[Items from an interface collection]
BEGIN

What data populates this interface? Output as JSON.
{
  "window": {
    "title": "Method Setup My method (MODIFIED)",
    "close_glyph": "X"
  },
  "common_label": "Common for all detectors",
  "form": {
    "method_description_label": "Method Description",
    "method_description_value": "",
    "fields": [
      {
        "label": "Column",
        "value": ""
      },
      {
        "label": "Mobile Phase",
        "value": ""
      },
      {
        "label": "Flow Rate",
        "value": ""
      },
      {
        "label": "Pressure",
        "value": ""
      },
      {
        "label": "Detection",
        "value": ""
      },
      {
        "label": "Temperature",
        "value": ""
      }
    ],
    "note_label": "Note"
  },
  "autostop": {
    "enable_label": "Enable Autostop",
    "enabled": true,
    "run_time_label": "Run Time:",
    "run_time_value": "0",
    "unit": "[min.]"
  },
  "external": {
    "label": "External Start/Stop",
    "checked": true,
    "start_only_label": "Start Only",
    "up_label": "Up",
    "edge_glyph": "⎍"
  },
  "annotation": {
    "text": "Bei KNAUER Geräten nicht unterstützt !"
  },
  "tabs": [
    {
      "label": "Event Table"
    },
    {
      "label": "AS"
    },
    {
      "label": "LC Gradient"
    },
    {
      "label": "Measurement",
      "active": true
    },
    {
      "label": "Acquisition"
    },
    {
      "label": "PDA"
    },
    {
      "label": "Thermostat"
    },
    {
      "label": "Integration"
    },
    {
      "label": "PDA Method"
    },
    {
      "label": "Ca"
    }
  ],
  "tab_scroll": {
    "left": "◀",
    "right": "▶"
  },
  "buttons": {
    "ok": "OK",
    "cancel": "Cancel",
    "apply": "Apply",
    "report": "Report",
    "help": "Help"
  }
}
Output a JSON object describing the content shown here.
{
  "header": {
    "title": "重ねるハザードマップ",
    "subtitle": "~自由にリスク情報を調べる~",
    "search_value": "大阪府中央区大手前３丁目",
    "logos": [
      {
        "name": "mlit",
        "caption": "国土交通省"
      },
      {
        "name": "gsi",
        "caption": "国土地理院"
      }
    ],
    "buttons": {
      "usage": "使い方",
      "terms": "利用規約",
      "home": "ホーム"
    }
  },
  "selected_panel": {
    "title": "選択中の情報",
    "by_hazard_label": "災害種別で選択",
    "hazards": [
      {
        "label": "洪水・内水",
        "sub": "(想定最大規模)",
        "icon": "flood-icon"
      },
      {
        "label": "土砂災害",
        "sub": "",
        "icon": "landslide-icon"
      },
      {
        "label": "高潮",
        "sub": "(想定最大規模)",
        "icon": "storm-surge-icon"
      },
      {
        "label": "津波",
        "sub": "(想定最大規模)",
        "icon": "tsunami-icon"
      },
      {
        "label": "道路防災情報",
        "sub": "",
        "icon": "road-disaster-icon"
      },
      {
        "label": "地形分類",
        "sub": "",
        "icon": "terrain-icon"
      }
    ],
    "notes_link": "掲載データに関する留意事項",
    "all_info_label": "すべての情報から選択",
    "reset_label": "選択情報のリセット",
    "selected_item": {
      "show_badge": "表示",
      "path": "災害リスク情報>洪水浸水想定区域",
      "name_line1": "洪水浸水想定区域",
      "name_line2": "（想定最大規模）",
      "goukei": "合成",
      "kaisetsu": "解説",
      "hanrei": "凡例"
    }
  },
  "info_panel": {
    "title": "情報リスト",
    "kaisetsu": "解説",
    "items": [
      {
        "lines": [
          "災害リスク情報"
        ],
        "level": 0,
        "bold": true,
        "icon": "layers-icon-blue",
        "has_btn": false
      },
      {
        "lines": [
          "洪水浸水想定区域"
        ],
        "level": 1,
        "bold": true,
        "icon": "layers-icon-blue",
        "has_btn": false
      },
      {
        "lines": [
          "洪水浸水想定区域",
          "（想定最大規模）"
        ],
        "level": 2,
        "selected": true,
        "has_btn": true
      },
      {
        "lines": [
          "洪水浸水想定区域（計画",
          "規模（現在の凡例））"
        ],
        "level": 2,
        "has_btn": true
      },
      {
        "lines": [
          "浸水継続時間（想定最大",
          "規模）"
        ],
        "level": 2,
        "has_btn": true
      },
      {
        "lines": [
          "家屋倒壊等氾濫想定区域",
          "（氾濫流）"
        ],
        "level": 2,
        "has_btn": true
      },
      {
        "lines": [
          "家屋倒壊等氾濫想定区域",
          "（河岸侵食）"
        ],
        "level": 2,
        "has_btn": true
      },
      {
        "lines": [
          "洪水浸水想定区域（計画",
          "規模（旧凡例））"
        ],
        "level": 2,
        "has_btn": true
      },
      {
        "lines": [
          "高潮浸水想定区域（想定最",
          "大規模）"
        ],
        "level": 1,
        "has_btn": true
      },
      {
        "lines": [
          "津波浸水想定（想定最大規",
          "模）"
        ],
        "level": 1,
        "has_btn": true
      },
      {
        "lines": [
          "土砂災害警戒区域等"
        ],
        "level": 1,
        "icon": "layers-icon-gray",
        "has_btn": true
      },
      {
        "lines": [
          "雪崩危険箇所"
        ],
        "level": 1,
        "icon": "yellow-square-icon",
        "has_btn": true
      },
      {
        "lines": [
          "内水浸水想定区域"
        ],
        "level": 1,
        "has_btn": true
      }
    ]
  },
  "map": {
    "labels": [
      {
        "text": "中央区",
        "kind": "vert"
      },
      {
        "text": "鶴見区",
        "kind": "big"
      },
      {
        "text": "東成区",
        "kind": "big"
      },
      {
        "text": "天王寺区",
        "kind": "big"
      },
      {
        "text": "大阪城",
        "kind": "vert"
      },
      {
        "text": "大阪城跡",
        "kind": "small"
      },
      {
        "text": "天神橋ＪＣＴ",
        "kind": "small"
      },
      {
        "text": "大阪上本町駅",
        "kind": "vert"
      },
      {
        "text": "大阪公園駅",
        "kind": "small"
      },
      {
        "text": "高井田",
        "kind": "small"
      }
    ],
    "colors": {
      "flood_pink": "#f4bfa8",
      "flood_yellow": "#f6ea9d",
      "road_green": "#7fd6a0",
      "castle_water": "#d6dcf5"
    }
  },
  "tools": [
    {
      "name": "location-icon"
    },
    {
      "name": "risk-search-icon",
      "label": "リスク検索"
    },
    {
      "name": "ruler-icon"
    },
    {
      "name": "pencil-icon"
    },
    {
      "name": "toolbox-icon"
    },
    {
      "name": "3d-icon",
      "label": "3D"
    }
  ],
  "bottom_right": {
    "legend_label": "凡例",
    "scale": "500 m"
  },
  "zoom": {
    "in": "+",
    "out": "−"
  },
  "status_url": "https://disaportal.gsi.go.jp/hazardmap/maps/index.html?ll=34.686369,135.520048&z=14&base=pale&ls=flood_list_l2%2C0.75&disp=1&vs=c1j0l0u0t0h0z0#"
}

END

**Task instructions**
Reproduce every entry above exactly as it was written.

**Answer box**
What data populates this interface? Output as JSON.
{
  "window": {
    "title": "Method Setup My method (MODIFIED)",
    "close_glyph": "X"
  },
  "common_label": "Common for all detectors",
  "form": {
    "method_description_label": "Method Description",
    "method_description_value": "",
    "fields": [
      {
        "label": "Column",
        "value": ""
      },
      {
        "label": "Mobile Phase",
        "value": ""
      },
      {
        "label": "Flow Rate",
        "value": ""
      },
      {
        "label": "Pressure",
        "value": ""
      },
      {
        "label": "Detection",
        "value": ""
      },
      {
        "label": "Temperature",
        "value": ""
      }
    ],
    "note_label": "Note"
  },
  "autostop": {
    "enable_label": "Enable Autostop",
    "enabled": true,
    "run_time_label": "Run Time:",
    "run_time_value": "0",
    "unit": "[min.]"
  },
  "external": {
    "label": "External Start/Stop",
    "checked": true,
    "start_only_label": "Start Only",
    "up_label": "Up",
    "edge_glyph": "⎍"
  },
  "annotation": {
    "text": "Bei KNAUER Geräten nicht unterstützt !"
  },
  "tabs": [
    {
      "label": "Event Table"
    },
    {
      "label": "AS"
    },
    {
      "label": "LC Gradient"
    },
    {
      "label": "Measurement",
      "active": true
    },
    {
      "label": "Acquisition"
    },
    {
      "label": "PDA"
    },
    {
      "label": "Thermostat"
    },
    {
      "label": "Integration"
    },
    {
      "label": "PDA Method"
    },
    {
      "label": "Ca"
    }
  ],
  "tab_scroll": {
    "left": "◀",
    "right": "▶"
  },
  "buttons": {
    "ok": "OK",
    "cancel": "Cancel",
    "apply": "Apply",
    "report": "Report",
    "help": "Help"
  }
}
Output a JSON object describing the content shown here.
{
  "header": {
    "title": "重ねるハザードマップ",
    "subtitle": "~自由にリスク情報を調べる~",
    "search_value": "大阪府中央区大手前３丁目",
    "logos": [
      {
        "name": "mlit",
        "caption": "国土交通省"
      },
      {
        "name": "gsi",
        "caption": "国土地理院"
      }
    ],
    "buttons": {
      "usage": "使い方",
      "terms": "利用規約",
      "home": "ホーム"
    }
  },
  "selected_panel": {
    "title": "選択中の情報",
    "by_hazard_label": "災害種別で選択",
    "hazards": [
      {
        "label": "洪水・内水",
        "sub": "(想定最大規模)",
        "icon": "flood-icon"
      },
      {
        "label": "土砂災害",
        "sub": "",
        "icon": "landslide-icon"
      },
      {
        "label": "高潮",
        "sub": "(想定最大規模)",
        "icon": "storm-surge-icon"
      },
      {
        "label": "津波",
        "sub": "(想定最大規模)",
        "icon": "tsunami-icon"
      },
      {
        "label": "道路防災情報",
        "sub": "",
        "icon": "road-disaster-icon"
      },
      {
        "label": "地形分類",
        "sub": "",
        "icon": "terrain-icon"
      }
    ],
    "notes_link": "掲載データに関する留意事項",
    "all_info_label": "すべての情報から選択",
    "reset_label": "選択情報のリセット",
    "selected_item": {
      "show_badge": "表示",
      "path": "災害リスク情報>洪水浸水想定区域",
      "name_line1": "洪水浸水想定区域",
      "name_line2": "（想定最大規模）",
      "goukei": "合成",
      "kaisetsu": "解説",
      "hanrei": "凡例"
    }
  },
  "info_panel": {
    "title": "情報リスト",
    "kaisetsu": "解説",
    "items": [
      {
        "lines": [
          "災害リスク情報"
        ],
        "level": 0,
        "bold": true,
        "icon": "layers-icon-blue",
        "has_btn": false
      },
      {
        "lines": [
          "洪水浸水想定区域"
        ],
        "level": 1,
        "bold": true,
        "icon": "layers-icon-blue",
        "has_btn": false
      },
      {
        "lines": [
          "洪水浸水想定区域",
          "（想定最大規模）"
        ],
        "level": 2,
        "selected": true,
        "has_btn": true
      },
      {
        "lines": [
          "洪水浸水想定区域（計画",
          "規模（現在の凡例））"
        ],
        "level": 2,
        "has_btn": true
      },
      {
        "lines": [
          "浸水継続時間（想定最大",
          "規模）"
        ],
        "level": 2,
        "has_btn": true
      },
      {
        "lines": [
          "家屋倒壊等氾濫想定区域",
          "（氾濫流）"
        ],
        "level": 2,
        "has_btn": true
      },
      {
        "lines": [
          "家屋倒壊等氾濫想定区域",
          "（河岸侵食）"
        ],
        "level": 2,
        "has_btn": true
      },
      {
        "lines": [
          "洪水浸水想定区域（計画",
          "規模（旧凡例））"
        ],
        "level": 2,
        "has_btn": true
      },
      {
        "lines": [
          "高潮浸水想定区域（想定最",
          "大規模）"
        ],
        "level": 1,
        "has_btn": true
      },
      {
        "lines": [
          "津波浸水想定（想定最大規",
          "模）"
        ],
        "level": 1,
        "has_btn": true
      },
      {
        "lines": [
          "土砂災害警戒区域等"
        ],
        "level": 1,
        "icon": "layers-icon-gray",
        "has_btn": true
      },
      {
        "lines": [
          "雪崩危険箇所"
        ],
        "level": 1,
        "icon": "yellow-square-icon",
        "has_btn": true
      },
      {
        "lines": [
          "内水浸水想定区域"
        ],
        "level": 1,
        "has_btn": true
      }
    ]
  },
  "map": {
    "labels": [
      {
        "text": "中央区",
        "kind": "vert"
      },
      {
        "text": "鶴見区",
        "kind": "big"
      },
      {
        "text": "東成区",
        "kind": "big"
      },
      {
        "text": "天王寺区",
        "kind": "big"
      },
      {
        "text": "大阪城",
        "kind": "vert"
      },
      {
        "text": "大阪城跡",
        "kind": "small"
      },
      {
        "text": "天神橋ＪＣＴ",
        "kind": "small"
      },
      {
        "text": "大阪上本町駅",
        "kind": "vert"
      },
      {
        "text": "大阪公園駅",
        "kind": "small"
      },
      {
        "text": "高井田",
        "kind": "small"
      }
    ],
    "colors": {
      "flood_pink": "#f4bfa8",
      "flood_yellow": "#f6ea9d",
      "road_green": "#7fd6a0",
      "castle_water": "#d6dcf5"
    }
  },
  "tools": [
    {
      "name": "location-icon"
    },
    {
      "name": "risk-search-icon",
      "label": "リスク検索"
    },
    {
      "name": "ruler-icon"
    },
    {
      "name": "pencil-icon"
    },
    {
      "name": "toolbox-icon"
    },
    {
      "name": "3d-icon",
      "label": "3D"
    }
  ],
  "bottom_right": {
    "legend_label": "凡例",
    "scale": "500 m"
  },
  "zoom": {
    "in": "+",
    "out": "−"
  },
  "status_url": "https://disaportal.gsi.go.jp/hazardmap/maps/index.html?ll=34.686369,135.520048&z=14&base=pale&ls=flood_list_l2%2C0.75&disp=1&vs=c1j0l0u0t0h0z0#"
}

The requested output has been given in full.